In genetics, a silencer is a DNA sequence capable of binding transcription regulation factors, called repressors. DNA contains genes and provides the template to produce messenger RNA (mRNA). That mRNA is then translated into proteins that activate or inactivate gene expression in cells. When a repressor protein binds to the silencer region of DNA, RNA polymerase—the enzyme that transcribes DNA into RNA—is prevented from binding to the promoter region. With the transcription of DNA into RNA blocked, the translation of RNA into proteins is impossible. Thus, silencers prevent genes from being expressed as proteins.
RNA polymerase, a DNA-dependent enzyme, transcribes the DNA sequences, called nucleotides, in the 3' to 5' direction while the complementary RNA is synthesized in the 5' to 3' direction. RNA is similar to DNA, except that RNA contains uracil, instead of thymine, which forms a base pair with adenine. An important region for the activity of gene repression and expression found in RNA is the 3' untranslated region. This is a region on the 3' terminus of RNA that will not be translated to protein but includes many regulatory regions.
Not much is yet known about silencers but scientists continue to study in hopes to classify more types, locations in the genome, and diseases associated with silencers.See also: Molecular Biology

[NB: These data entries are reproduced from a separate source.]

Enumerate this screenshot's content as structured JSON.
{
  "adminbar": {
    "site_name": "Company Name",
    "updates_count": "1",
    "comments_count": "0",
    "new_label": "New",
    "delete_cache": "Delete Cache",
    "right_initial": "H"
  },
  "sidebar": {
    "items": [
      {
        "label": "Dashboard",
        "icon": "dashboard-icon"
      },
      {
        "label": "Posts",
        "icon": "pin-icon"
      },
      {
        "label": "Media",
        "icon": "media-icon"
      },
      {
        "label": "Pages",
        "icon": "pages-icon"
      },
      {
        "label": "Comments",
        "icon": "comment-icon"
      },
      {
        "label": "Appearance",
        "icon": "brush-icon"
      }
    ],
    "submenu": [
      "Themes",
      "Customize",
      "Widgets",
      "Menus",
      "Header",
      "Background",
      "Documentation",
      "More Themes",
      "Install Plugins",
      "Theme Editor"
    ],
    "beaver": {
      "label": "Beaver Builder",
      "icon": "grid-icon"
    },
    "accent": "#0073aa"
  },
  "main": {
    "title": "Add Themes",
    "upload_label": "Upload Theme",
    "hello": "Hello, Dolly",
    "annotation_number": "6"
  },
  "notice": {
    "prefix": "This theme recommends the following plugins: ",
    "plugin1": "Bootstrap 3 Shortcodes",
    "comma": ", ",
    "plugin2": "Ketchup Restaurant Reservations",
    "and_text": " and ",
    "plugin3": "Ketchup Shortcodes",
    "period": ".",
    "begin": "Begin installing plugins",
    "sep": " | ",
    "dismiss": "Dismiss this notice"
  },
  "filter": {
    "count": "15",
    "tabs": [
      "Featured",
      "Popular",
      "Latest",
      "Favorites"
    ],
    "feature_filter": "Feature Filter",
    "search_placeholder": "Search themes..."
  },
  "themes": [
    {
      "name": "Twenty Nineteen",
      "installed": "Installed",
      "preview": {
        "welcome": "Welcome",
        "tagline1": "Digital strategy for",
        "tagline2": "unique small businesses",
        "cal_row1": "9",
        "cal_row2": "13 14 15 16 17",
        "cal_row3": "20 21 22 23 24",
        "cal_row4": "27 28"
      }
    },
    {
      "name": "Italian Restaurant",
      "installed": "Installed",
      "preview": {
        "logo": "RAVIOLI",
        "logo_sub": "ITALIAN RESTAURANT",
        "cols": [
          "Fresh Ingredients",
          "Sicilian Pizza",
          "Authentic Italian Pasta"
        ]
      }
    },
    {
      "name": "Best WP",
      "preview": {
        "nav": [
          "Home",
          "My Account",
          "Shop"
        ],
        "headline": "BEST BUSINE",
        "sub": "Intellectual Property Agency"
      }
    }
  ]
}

Read more about Silencer (DNA): Mutated Silencers, Hereditary Diseases, and Their Effects